# Your task
Every line of the records below that holds the word "screenshot" belongs in the answer.

# Material for the task
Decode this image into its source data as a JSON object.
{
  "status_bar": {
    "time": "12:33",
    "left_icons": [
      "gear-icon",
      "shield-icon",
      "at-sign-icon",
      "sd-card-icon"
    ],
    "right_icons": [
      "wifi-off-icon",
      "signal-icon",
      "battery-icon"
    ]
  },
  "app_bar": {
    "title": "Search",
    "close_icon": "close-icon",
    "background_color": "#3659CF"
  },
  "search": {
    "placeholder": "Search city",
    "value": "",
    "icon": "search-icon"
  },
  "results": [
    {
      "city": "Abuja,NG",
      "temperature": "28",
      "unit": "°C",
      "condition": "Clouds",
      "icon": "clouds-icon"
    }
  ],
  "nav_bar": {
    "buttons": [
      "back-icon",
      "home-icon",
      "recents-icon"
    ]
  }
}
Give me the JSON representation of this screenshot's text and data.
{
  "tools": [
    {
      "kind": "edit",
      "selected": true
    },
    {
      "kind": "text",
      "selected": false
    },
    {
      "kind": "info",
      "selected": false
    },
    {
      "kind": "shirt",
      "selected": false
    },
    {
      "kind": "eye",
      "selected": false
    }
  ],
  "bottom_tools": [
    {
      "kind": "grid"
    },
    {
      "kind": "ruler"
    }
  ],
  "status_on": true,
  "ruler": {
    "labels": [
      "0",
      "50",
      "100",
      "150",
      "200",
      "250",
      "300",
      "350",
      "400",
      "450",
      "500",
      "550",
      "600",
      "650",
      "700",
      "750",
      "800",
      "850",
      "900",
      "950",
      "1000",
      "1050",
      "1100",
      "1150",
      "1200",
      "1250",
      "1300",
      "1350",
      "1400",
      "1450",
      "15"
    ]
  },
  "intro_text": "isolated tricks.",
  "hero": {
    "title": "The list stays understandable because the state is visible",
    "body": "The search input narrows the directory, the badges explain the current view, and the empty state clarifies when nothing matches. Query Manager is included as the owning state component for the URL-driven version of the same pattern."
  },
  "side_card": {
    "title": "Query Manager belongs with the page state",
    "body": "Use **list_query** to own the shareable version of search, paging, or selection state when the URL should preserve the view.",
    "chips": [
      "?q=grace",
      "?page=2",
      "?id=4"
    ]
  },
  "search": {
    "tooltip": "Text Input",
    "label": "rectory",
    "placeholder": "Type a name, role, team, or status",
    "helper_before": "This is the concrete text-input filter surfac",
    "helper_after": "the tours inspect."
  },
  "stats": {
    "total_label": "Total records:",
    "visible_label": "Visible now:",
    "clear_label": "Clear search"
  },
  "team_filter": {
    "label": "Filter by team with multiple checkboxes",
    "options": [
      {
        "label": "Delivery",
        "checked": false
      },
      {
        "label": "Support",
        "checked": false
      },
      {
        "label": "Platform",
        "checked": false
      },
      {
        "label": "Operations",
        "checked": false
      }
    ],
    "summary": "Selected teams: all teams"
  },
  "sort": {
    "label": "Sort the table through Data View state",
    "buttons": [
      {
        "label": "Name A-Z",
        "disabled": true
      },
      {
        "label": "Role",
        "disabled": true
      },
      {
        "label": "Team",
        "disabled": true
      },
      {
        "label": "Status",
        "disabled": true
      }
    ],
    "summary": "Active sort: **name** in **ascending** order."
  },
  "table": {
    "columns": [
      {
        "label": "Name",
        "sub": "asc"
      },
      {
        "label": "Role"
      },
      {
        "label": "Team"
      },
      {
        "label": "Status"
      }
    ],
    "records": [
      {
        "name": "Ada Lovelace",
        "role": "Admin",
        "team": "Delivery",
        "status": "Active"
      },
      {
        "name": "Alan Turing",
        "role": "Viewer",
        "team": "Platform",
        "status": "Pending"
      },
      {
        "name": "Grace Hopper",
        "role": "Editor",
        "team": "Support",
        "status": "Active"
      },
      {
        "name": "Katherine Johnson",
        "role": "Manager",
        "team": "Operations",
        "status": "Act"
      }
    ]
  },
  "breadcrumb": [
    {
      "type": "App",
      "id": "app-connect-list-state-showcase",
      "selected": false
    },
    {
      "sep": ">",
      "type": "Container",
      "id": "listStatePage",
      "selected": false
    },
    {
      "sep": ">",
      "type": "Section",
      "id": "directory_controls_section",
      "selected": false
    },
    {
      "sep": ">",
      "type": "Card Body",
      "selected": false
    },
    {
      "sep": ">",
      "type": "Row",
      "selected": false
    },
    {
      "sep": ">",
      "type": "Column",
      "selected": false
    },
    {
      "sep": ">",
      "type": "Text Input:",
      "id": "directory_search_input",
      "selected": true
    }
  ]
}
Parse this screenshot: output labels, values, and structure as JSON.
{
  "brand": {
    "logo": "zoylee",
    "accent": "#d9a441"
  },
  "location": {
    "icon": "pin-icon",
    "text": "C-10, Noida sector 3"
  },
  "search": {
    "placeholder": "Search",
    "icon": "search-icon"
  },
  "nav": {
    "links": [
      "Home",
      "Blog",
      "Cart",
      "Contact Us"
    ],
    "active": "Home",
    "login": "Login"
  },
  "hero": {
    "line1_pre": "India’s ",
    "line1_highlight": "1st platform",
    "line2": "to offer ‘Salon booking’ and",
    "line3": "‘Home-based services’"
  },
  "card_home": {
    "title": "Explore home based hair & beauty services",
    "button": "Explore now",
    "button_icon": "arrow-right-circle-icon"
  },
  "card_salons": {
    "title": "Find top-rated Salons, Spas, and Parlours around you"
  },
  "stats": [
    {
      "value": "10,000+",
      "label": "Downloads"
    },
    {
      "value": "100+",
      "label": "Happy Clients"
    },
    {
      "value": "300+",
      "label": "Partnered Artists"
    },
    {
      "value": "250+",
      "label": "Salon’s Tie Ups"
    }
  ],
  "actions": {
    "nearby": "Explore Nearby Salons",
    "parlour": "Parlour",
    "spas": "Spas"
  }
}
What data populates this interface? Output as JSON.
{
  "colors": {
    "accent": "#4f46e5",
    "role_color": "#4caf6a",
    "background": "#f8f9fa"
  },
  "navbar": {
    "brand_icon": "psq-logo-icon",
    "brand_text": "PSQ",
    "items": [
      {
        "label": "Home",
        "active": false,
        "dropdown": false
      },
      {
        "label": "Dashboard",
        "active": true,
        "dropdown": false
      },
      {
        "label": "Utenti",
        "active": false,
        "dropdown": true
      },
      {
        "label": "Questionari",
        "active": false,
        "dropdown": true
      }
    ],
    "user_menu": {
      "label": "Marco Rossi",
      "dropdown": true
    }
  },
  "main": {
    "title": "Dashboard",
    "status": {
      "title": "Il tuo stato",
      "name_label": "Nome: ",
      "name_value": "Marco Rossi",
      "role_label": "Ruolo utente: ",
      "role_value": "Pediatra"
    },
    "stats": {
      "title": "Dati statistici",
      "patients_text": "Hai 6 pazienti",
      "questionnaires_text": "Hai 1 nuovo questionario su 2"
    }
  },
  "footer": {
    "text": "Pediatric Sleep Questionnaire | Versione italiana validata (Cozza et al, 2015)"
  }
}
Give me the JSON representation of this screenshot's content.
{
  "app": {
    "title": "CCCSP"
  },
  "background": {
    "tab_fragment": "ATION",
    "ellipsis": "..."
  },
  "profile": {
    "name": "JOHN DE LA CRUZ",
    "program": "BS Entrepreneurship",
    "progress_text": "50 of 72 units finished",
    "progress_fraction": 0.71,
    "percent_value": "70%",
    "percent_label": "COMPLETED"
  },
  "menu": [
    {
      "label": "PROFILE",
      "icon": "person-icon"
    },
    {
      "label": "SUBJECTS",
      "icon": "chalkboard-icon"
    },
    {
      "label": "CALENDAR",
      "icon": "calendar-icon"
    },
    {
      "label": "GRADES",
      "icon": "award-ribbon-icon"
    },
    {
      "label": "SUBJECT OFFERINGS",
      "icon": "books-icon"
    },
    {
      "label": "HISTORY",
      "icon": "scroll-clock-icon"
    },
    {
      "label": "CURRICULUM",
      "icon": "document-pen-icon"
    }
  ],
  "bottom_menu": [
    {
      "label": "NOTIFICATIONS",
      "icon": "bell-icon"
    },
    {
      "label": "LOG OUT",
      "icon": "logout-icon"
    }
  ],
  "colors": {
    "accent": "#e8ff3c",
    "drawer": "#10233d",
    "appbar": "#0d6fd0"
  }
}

# Output of the task
Give me the JSON representation of this screenshot's text and data.
Parse this screenshot: output labels, values, and structure as JSON.
Give me the JSON representation of this screenshot's content.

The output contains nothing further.